Description of the task ▸ Reproduce the following material exactly, including every line.

Information given ▸

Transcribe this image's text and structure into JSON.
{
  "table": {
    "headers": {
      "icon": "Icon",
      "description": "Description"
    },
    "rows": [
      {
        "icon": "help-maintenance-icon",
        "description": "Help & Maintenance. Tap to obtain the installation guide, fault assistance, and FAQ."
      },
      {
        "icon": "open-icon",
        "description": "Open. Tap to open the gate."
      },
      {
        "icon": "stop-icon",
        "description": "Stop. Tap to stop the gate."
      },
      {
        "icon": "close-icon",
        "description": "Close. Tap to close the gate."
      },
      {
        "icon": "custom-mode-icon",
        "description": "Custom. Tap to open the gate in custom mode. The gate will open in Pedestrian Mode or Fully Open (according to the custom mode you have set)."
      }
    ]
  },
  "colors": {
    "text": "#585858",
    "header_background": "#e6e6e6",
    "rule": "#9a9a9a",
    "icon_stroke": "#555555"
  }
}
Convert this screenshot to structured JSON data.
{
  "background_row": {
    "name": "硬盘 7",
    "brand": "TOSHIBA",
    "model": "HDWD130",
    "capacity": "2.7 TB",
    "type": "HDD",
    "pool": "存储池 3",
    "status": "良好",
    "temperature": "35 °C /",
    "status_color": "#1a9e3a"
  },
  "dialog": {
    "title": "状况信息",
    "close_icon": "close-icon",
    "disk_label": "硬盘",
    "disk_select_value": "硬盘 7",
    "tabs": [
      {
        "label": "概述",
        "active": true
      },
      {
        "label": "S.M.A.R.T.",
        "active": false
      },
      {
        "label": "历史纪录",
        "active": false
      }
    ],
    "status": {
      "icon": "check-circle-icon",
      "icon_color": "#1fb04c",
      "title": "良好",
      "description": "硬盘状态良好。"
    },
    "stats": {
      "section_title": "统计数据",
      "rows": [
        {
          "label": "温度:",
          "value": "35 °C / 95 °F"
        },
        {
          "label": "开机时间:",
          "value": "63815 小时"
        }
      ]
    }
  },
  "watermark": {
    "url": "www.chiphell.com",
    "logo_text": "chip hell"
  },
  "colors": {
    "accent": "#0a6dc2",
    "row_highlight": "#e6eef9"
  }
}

Completed exercise ▸
Transcribe this image's text and structure into JSON.
{
  "table": {
    "headers": {
      "icon": "Icon",
      "description": "Description"
    },
    "rows": [
      {
        "icon": "help-maintenance-icon",
        "description": "Help & Maintenance. Tap to obtain the installation guide, fault assistance, and FAQ."
      },
      {
        "icon": "open-icon",
        "description": "Open. Tap to open the gate."
      },
      {
        "icon": "stop-icon",
        "description": "Stop. Tap to stop the gate."
      },
      {
        "icon": "close-icon",
        "description": "Close. Tap to close the gate."
      },
      {
        "icon": "custom-mode-icon",
        "description": "Custom. Tap to open the gate in custom mode. The gate will open in Pedestrian Mode or Fully Open (according to the custom mode you have set)."
      }
    ]
  },
  "colors": {
    "text": "#585858",
    "header_background": "#e6e6e6",
    "rule": "#9a9a9a",
    "icon_stroke": "#555555"
  }
}
Convert this screenshot to structured JSON data.
{
  "background_row": {
    "name": "硬盘 7",
    "brand": "TOSHIBA",
    "model": "HDWD130",
    "capacity": "2.7 TB",
    "type": "HDD",
    "pool": "存储池 3",
    "status": "良好",
    "temperature": "35 °C /",
    "status_color": "#1a9e3a"
  },
  "dialog": {
    "title": "状况信息",
    "close_icon": "close-icon",
    "disk_label": "硬盘",
    "disk_select_value": "硬盘 7",
    "tabs": [
      {
        "label": "概述",
        "active": true
      },
      {
        "label": "S.M.A.R.T.",
        "active": false
      },
      {
        "label": "历史纪录",
        "active": false
      }
    ],
    "status": {
      "icon": "check-circle-icon",
      "icon_color": "#1fb04c",
      "title": "良好",
      "description": "硬盘状态良好。"
    },
    "stats": {
      "section_title": "统计数据",
      "rows": [
        {
          "label": "温度:",
          "value": "35 °C / 95 °F"
        },
        {
          "label": "开机时间:",
          "value": "63815 小时"
        }
      ]
    }
  },
  "watermark": {
    "url": "www.chiphell.com",
    "logo_text": "chip hell"
  },
  "colors": {
    "accent": "#0a6dc2",
    "row_highlight": "#e6eef9"
  }
}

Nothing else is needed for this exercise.